Television: Ammo draws attention on 'Meet the Press'
WASHINGTON -- District of Columbia police say they are investigating an incident in which NBC News journalist David Gregory displayed what he described as a high-capacity ammunition magazine on "Meet the Press."
Gun laws in the nation's capital generally restrict the possession of high-capacity magazines, regardless of whether the device is attached to a firearm. Gregory held up the magazine as a prop for Sunday's segment, apparently to make a point during an interview, even though D.C. police say NBC had already been advised not to use it in the show.
"NBC contacted (the Metropolitan Police Department) inquiring if they could utilize a high capacity magazine for their segment.

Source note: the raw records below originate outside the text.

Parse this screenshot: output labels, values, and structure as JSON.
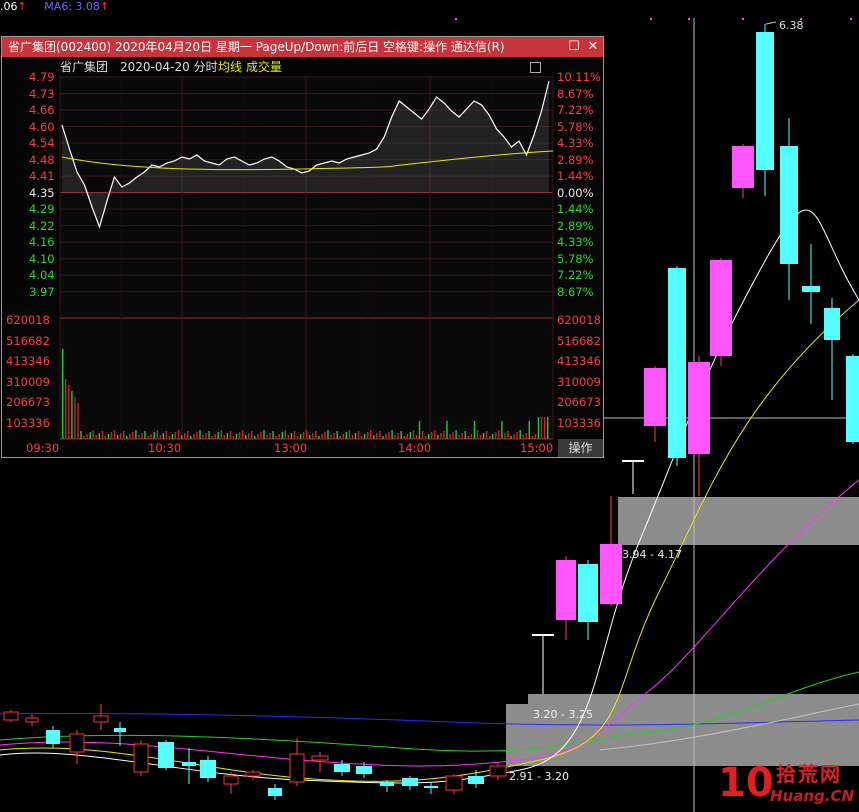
{
  "topbar": {
    "ma5_label": ".06",
    "ma6_label": "MA6: 3.08",
    "arrow": "↑"
  },
  "popup": {
    "title": "省广集团(002400) 2020年04月20日 星期一 PageUp/Down:前后日 空格键:操作 通达信(R)",
    "stock_name": "省广集团",
    "date": "2020-04-20",
    "mode": "分时",
    "avg_line_label": "均线",
    "volume_label": "成交量",
    "op_button": "操作",
    "price_labels": [
      "4.79",
      "4.73",
      "4.66",
      "4.60",
      "4.54",
      "4.48",
      "4.41",
      "4.35",
      "4.29",
      "4.22",
      "4.16",
      "4.10",
      "4.04",
      "3.97"
    ],
    "pct_labels": [
      "10.11%",
      "8.67%",
      "7.22%",
      "5.78%",
      "4.33%",
      "2.89%",
      "1.44%",
      "0.00%",
      "1.44%",
      "2.89%",
      "4.33%",
      "5.78%",
      "7.22%",
      "8.67%"
    ],
    "volume_labels": [
      "620018",
      "516682",
      "413346",
      "310009",
      "206673",
      "103336"
    ],
    "time_labels": [
      "09:30",
      "10:30",
      "13:00",
      "14:00",
      "15:00"
    ]
  },
  "zones": {
    "upper_label": "3.94 - 4.17",
    "mid_label": "3.20 - 3.25",
    "lower_label": "2.91 - 3.20"
  },
  "peak_label": "6.38",
  "watermark": {
    "brand_num": "10",
    "brand_cn": "拾荒网",
    "brand_en": "Huang.CN"
  },
  "colors": {
    "up": "#ff55ff",
    "down": "#55ffff",
    "zone": "#8c8c8c",
    "title_bar": "#c8343a"
  }
}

NBC was informed that possession of a high capacity magazine is not permissible and their request was denied. This matter is currently being investigated," police spokeswoman Gwendolyn Crump said in a written statement. She declined to comment further.
While interviewing National Rifle Association CEO Wayne LaPierre for Sunday's program, Gregory held up an object that he said was a magazine that could hold 30 rounds.
"Here is a magazine for ammunition that carries 30 bullets. Now, isn't it possible that if we got rid of these, if we replaced them and said, 'Well, you can only have a magazine that carries five bullets or ten bullets,' isn't it just possible that we could reduce the carnage in a situation like Newtown?" Gregory asked, referring to the December 14 shooting in which a gunman massacred 20 children and 6 adults at Sandy Hook Elementary School in Connecticut.
LaPierre replied: "I don't believe that's going to make one difference. There are so many different ways to evade that even if you had that" ban.
It was not clear how or where Gregory obtained the magazine.
LONDON -- Britain's public spending watchdog says it will investigate severance packages at the BBC in the wake of a highly-criticized payout to the broadcaster's former director general.
The probe comes after a group of British lawmakers accused the BBC of being cavalier with taxpayers' money by paying 450,000 pounds ($730,000) in severance to George Entwistle -- double the amount he was entitled to -- when he quit last month over the BBC's disastrous handling of fallout from the Jimmy Savile sex abuse scandal.
Barry Lester, a spokesman for the National Audit Office, said the watchdog had written to the BBC saying it wanted to look at Entwistle's payout and that the broadcaster had responded by asking the NAO to undertake a wider study in 2013 on its severance packages.
NEW YORK -- British fans of "Downton Abbey" are feeling blue after Tuesday's conclusion of Season 3, even as the U.S. audience eagerly anticipates this third cycle on PBS' "Masterpiece" beginning Jan. 6.
(Any "Abbey" devotees who prefer not to learn what awaits them should stop reading right now)
One of the stars of this wildly popular British costume drama is leaving the series after its third season. Dan Stevens had opted not to continue beyond his initial commitment, the British network ITV confirmed.
His character, Matthew Crawley, has been written out with what ITV called an "untimely and tragic death" in the season finale. That episode will air in the U.S. in February.
TALK TO US
If you'd like to leave a comment (or a tip or a question) about this story with the editors, please email us. We also welcome letters to the editor for publication; you can do that by filling out our letters form and submitting it to the newsroom.